## Task details
Please copy out the listing below in full and exactly.

## Data for analysis
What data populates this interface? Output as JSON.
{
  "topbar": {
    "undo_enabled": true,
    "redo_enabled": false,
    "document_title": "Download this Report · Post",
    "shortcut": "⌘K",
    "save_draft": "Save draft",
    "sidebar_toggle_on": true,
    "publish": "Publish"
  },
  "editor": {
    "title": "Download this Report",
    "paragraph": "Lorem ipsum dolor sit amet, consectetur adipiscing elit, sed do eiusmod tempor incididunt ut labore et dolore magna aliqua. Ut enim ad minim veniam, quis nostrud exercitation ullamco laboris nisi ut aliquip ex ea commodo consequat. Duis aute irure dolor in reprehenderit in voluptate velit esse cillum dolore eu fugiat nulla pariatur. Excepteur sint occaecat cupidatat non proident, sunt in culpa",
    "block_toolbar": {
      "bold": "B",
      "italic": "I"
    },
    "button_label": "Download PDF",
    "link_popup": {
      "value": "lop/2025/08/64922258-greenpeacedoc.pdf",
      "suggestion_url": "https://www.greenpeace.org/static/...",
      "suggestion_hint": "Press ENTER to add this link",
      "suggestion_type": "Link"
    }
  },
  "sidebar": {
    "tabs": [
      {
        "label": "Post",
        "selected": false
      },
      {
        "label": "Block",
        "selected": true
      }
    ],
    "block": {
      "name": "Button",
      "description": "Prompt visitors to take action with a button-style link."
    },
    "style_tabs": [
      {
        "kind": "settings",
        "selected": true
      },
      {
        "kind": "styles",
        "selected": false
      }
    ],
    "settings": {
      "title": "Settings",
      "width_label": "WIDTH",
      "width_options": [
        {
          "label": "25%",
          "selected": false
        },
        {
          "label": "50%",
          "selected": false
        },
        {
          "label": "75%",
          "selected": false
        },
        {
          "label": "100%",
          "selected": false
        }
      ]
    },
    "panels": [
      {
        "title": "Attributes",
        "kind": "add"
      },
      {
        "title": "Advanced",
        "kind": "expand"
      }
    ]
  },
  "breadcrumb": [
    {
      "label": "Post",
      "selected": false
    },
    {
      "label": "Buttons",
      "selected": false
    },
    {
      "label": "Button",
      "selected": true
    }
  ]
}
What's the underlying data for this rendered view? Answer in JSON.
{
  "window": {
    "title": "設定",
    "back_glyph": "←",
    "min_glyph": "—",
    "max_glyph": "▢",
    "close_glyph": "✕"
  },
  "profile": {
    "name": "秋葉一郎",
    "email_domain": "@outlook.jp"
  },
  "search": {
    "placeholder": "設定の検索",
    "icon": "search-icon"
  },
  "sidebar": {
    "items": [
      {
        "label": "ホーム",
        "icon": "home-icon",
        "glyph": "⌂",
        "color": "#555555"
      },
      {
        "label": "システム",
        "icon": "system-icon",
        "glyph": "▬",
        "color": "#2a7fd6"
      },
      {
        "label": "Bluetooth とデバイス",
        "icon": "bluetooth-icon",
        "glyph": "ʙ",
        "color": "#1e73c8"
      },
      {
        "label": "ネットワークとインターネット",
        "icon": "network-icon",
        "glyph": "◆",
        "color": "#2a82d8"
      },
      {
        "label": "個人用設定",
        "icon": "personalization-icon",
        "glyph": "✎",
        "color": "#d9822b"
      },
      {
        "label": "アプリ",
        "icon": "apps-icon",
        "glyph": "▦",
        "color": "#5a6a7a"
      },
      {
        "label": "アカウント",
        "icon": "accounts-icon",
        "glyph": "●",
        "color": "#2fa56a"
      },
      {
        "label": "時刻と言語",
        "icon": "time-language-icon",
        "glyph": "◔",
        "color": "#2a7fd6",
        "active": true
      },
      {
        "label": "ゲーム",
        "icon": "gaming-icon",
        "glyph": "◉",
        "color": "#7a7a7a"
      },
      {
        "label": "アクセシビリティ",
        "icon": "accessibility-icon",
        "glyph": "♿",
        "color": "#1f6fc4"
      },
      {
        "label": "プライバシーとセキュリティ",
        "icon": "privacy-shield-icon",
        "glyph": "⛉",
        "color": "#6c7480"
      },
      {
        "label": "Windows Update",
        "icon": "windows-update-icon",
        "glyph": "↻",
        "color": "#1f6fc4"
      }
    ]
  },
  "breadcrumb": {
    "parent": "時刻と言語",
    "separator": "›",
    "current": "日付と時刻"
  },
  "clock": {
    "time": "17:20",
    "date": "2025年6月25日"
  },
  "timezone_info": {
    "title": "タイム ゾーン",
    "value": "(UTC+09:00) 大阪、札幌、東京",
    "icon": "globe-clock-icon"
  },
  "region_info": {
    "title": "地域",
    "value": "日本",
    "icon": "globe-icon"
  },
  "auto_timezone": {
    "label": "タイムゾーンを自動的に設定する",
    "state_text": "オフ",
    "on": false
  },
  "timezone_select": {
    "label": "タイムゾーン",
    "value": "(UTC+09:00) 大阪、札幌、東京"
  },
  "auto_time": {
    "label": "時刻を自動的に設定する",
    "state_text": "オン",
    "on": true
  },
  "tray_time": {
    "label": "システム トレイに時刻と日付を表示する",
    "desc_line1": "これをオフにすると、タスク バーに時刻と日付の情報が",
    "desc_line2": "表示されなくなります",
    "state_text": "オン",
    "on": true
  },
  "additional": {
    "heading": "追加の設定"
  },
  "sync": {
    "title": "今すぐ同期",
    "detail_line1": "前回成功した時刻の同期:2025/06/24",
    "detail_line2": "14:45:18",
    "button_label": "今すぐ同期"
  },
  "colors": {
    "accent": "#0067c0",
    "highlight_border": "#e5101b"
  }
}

## The completed task
What data populates this interface? Output as JSON.
{
  "topbar": {
    "undo_enabled": true,
    "redo_enabled": false,
    "document_title": "Download this Report · Post",
    "shortcut": "⌘K",
    "save_draft": "Save draft",
    "sidebar_toggle_on": true,
    "publish": "Publish"
  },
  "editor": {
    "title": "Download this Report",
    "paragraph": "Lorem ipsum dolor sit amet, consectetur adipiscing elit, sed do eiusmod tempor incididunt ut labore et dolore magna aliqua. Ut enim ad minim veniam, quis nostrud exercitation ullamco laboris nisi ut aliquip ex ea commodo consequat. Duis aute irure dolor in reprehenderit in voluptate velit esse cillum dolore eu fugiat nulla pariatur. Excepteur sint occaecat cupidatat non proident, sunt in culpa",
    "block_toolbar": {
      "bold": "B",
      "italic": "I"
    },
    "button_label": "Download PDF",
    "link_popup": {
      "value": "lop/2025/08/64922258-greenpeacedoc.pdf",
      "suggestion_url": "https://www.greenpeace.org/static/...",
      "suggestion_hint": "Press ENTER to add this link",
      "suggestion_type": "Link"
    }
  },
  "sidebar": {
    "tabs": [
      {
        "label": "Post",
        "selected": false
      },
      {
        "label": "Block",
        "selected": true
      }
    ],
    "block": {
      "name": "Button",
      "description": "Prompt visitors to take action with a button-style link."
    },
    "style_tabs": [
      {
        "kind": "settings",
        "selected": true
      },
      {
        "kind": "styles",
        "selected": false
      }
    ],
    "settings": {
      "title": "Settings",
      "width_label": "WIDTH",
      "width_options": [
        {
          "label": "25%",
          "selected": false
        },
        {
          "label": "50%",
          "selected": false
        },
        {
          "label": "75%",
          "selected": false
        },
        {
          "label": "100%",
          "selected": false
        }
      ]
    },
    "panels": [
      {
        "title": "Attributes",
        "kind": "add"
      },
      {
        "title": "Advanced",
        "kind": "expand"
      }
    ]
  },
  "breadcrumb": [
    {
      "label": "Post",
      "selected": false
    },
    {
      "label": "Buttons",
      "selected": false
    },
    {
      "label": "Button",
      "selected": true
    }
  ]
}
What's the underlying data for this rendered view? Answer in JSON.
{
  "window": {
    "title": "設定",
    "back_glyph": "←",
    "min_glyph": "—",
    "max_glyph": "▢",
    "close_glyph": "✕"
  },
  "profile": {
    "name": "秋葉一郎",
    "email_domain": "@outlook.jp"
  },
  "search": {
    "placeholder": "設定の検索",
    "icon": "search-icon"
  },
  "sidebar": {
    "items": [
      {
        "label": "ホーム",
        "icon": "home-icon",
        "glyph": "⌂",
        "color": "#555555"
      },
      {
        "label": "システム",
        "icon": "system-icon",
        "glyph": "▬",
        "color": "#2a7fd6"
      },
      {
        "label": "Bluetooth とデバイス",
        "icon": "bluetooth-icon",
        "glyph": "ʙ",
        "color": "#1e73c8"
      },
      {
        "label": "ネットワークとインターネット",
        "icon": "network-icon",
        "glyph": "◆",
        "color": "#2a82d8"
      },
      {
        "label": "個人用設定",
        "icon": "personalization-icon",
        "glyph": "✎",
        "color": "#d9822b"
      },
      {
        "label": "アプリ",
        "icon": "apps-icon",
        "glyph": "▦",
        "color": "#5a6a7a"
      },
      {
        "label": "アカウント",
        "icon": "accounts-icon",
        "glyph": "●",
        "color": "#2fa56a"
      },
      {
        "label": "時刻と言語",
        "icon": "time-language-icon",
        "glyph": "◔",
        "color": "#2a7fd6",
        "active": true
      },
      {
        "label": "ゲーム",
        "icon": "gaming-icon",
        "glyph": "◉",
        "color": "#7a7a7a"
      },
      {
        "label": "アクセシビリティ",
        "icon": "accessibility-icon",
        "glyph": "♿",
        "color": "#1f6fc4"
      },
      {
        "label": "プライバシーとセキュリティ",
        "icon": "privacy-shield-icon",
        "glyph": "⛉",
        "color": "#6c7480"
      },
      {
        "label": "Windows Update",
        "icon": "windows-update-icon",
        "glyph": "↻",
        "color": "#1f6fc4"
      }
    ]
  },
  "breadcrumb": {
    "parent": "時刻と言語",
    "separator": "›",
    "current": "日付と時刻"
  },
  "clock": {
    "time": "17:20",
    "date": "2025年6月25日"
  },
  "timezone_info": {
    "title": "タイム ゾーン",
    "value": "(UTC+09:00) 大阪、札幌、東京",
    "icon": "globe-clock-icon"
  },
  "region_info": {
    "title": "地域",
    "value": "日本",
    "icon": "globe-icon"
  },
  "auto_timezone": {
    "label": "タイムゾーンを自動的に設定する",
    "state_text": "オフ",
    "on": false
  },
  "timezone_select": {
    "label": "タイムゾーン",
    "value": "(UTC+09:00) 大阪、札幌、東京"
  },
  "auto_time": {
    "label": "時刻を自動的に設定する",
    "state_text": "オン",
    "on": true
  },
  "tray_time": {
    "label": "システム トレイに時刻と日付を表示する",
    "desc_line1": "これをオフにすると、タスク バーに時刻と日付の情報が",
    "desc_line2": "表示されなくなります",
    "state_text": "オン",
    "on": true
  },
  "additional": {
    "heading": "追加の設定"
  },
  "sync": {
    "title": "今すぐ同期",
    "detail_line1": "前回成功した時刻の同期:2025/06/24",
    "detail_line2": "14:45:18",
    "button_label": "今すぐ同期"
  },
  "colors": {
    "accent": "#0067c0",
    "highlight_border": "#e5101b"
  }
}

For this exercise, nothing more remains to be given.